8.2 percent unemployment yet another reminder: Obama, Reid stimulus was an epic failure
I've said it before, and I'll keep saying it, because the epic failure of the stimulus is the perfect case study of why government should quit interfering in the economy.
With news today that the unemployment rate remains at 8.2 percent, here's the one chart that says it all. From AEI:
The dark blue line is what President Obama promised the unemployment rate would be if we passed the stimulus. The light blue line is what he projected unemployment to be without the stimulus. And the red dots are what actually happened.

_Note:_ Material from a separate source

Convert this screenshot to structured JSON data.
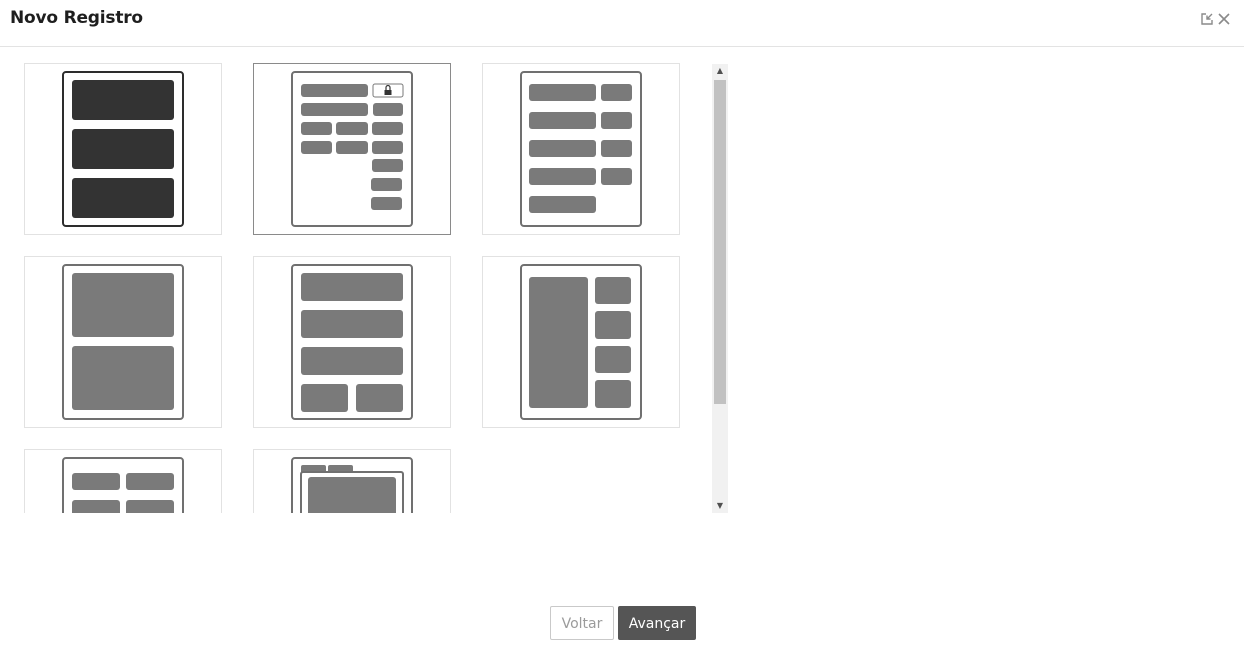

The Labor Department said the U.S. economy created just 80,000 jobs in June, less than the 90,000 economists had been forecasting. And private-sector job growth was just 84,000, down sharply from 105,000 in May. Not doing fine.And to think, this "only" cost us and our children $787 billion plus interest.

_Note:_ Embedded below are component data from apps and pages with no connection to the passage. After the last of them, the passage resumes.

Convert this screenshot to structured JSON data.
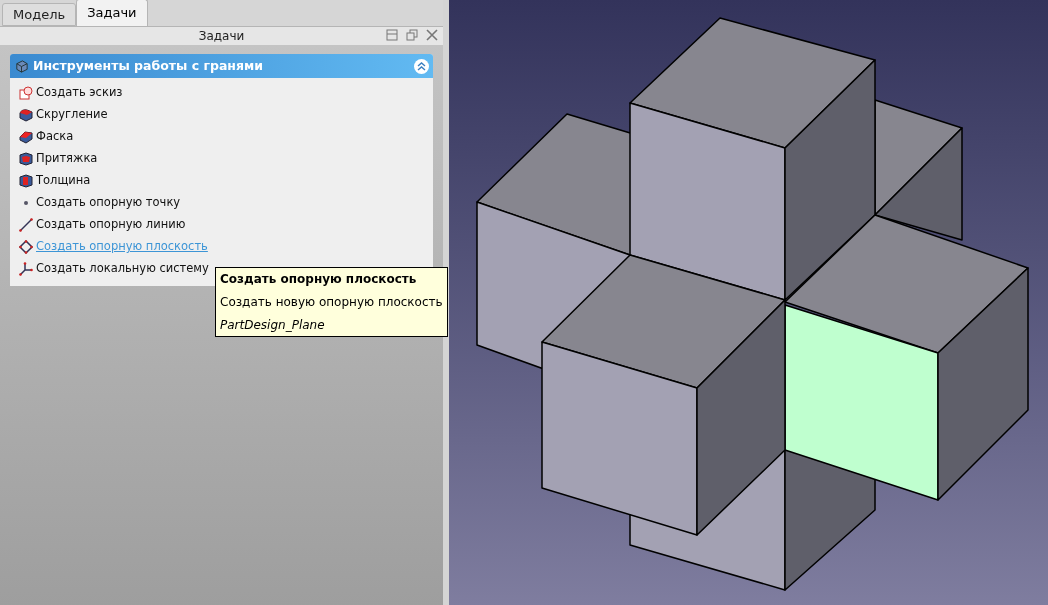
{
  "tabs": [
    {
      "label": "Модель",
      "selected": false
    },
    {
      "label": "Задачи",
      "selected": true
    }
  ],
  "pane_title": "Задачи",
  "task_panel": {
    "title": "Инструменты работы с гранями",
    "expanded": true,
    "items": [
      {
        "kind": "sketch",
        "label": "Создать эскиз",
        "hovered": false
      },
      {
        "kind": "fillet",
        "label": "Скругление",
        "hovered": false
      },
      {
        "kind": "chamfer",
        "label": "Фаска",
        "hovered": false
      },
      {
        "kind": "draft",
        "label": "Притяжка",
        "hovered": false
      },
      {
        "kind": "thickness",
        "label": "Толщина",
        "hovered": false
      },
      {
        "kind": "point",
        "label": "Создать опорную точку",
        "hovered": false
      },
      {
        "kind": "line",
        "label": "Создать опорную линию",
        "hovered": false
      },
      {
        "kind": "plane",
        "label": "Создать опорную плоскость",
        "hovered": true
      },
      {
        "kind": "lcs",
        "label": "Создать локальную систему",
        "hovered": false
      }
    ]
  },
  "tooltip": {
    "title": "Создать опорную плоскость",
    "description": "Создать новую опорную плоскость",
    "command": "PartDesign_Plane"
  }
}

The unemployment rate stayed at a lofty 8.2%.
As a research note from RDQ economics put it: "The good news is that employment growth is not slowing further but there is no sign of it picking up either. At this pace, job creation is not fast enough to lower the unemployment rate with the labor force growing at close to 150,000 per month on average." Shorter: Stagnation Nation
This continues to be the longest streak - 41 months - of unemployment of 8% or higher since the Great Depression. And recall that back in 2009, Team Obama predicted that if Congress passed its $800 billion stimulus plan, the unemployment rate would be around 5.6% today. ...

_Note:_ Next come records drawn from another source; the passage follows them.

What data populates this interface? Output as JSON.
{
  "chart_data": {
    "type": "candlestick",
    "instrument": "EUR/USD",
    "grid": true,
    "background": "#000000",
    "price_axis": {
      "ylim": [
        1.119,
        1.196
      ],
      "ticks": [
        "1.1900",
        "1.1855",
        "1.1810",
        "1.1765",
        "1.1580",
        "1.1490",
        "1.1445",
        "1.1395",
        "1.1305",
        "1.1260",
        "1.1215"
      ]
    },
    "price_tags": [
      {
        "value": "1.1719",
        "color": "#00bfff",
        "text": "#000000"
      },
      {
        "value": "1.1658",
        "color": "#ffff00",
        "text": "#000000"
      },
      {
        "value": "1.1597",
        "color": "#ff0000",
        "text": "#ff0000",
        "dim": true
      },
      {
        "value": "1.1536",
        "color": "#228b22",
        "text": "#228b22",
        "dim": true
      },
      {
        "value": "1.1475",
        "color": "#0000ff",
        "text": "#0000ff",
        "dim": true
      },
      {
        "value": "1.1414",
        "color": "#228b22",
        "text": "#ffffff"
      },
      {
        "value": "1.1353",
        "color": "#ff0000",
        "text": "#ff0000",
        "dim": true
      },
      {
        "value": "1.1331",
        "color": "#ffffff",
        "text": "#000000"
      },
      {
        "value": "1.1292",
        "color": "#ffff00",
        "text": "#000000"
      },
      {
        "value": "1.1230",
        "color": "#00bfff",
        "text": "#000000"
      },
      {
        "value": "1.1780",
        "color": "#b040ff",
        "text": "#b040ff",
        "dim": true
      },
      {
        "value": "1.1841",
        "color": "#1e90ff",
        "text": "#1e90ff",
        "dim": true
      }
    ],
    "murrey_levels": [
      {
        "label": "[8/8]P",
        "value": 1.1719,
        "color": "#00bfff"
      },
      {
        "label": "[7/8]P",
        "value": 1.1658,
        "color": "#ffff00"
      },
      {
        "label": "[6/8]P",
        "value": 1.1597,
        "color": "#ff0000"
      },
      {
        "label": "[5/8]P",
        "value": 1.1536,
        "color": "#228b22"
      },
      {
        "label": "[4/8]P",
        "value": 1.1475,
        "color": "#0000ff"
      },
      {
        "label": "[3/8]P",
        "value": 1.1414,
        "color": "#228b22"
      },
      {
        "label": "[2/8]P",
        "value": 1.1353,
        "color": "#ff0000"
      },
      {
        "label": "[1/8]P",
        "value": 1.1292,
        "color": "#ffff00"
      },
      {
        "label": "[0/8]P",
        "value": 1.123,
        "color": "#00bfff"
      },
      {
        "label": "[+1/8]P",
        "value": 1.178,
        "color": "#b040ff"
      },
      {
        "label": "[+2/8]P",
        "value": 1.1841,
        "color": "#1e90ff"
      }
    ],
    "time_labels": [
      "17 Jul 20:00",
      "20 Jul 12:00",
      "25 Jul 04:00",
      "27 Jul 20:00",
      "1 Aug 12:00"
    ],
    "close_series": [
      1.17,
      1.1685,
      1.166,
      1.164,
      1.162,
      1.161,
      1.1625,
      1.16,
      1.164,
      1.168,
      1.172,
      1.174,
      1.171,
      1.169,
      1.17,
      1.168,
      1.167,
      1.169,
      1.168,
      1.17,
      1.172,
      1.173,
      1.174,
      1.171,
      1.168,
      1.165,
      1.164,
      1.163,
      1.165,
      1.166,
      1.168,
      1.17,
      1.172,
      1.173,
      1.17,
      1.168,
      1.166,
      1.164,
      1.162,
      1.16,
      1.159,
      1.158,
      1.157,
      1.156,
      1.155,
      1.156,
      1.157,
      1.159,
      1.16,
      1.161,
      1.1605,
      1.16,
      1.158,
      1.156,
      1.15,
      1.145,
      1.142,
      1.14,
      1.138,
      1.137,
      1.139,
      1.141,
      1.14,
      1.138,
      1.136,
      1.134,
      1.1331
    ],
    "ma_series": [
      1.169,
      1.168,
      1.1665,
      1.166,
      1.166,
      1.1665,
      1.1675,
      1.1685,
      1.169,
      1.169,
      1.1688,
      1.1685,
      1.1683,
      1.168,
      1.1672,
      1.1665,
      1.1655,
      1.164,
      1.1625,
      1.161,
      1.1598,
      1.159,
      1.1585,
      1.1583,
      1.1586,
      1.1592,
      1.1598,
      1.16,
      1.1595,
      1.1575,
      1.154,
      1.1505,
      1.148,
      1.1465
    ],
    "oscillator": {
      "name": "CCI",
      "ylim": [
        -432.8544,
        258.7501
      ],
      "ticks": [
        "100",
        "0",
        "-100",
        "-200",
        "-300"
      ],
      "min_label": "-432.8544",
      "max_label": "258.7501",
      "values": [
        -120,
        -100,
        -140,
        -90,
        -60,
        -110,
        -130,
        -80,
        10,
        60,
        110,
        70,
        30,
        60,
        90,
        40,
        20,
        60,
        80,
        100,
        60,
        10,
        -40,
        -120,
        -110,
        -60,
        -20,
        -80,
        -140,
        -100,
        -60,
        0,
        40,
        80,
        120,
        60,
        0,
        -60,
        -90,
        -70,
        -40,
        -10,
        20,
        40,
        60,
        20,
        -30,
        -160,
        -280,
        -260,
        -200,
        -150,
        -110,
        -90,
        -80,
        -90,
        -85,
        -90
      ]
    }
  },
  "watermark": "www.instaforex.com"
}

But those top-line numbers actually overstate the health of the labor market.
- If the size of the U.S. labor force as a share of the total population was the same as it was when Barack Obama took office - 65.7% then vs. 63.8% today - the U-3 unemployment rate would be 10.9%. Even if you take into account that the LFP should be declining as America ages, the unemployment rate would be 10.5%. (Emphasis original.)
As for me, I'll take freedom - and the economic prosperity for all that's produced by entrepreneurs, not bureaucrats.
Who's with me?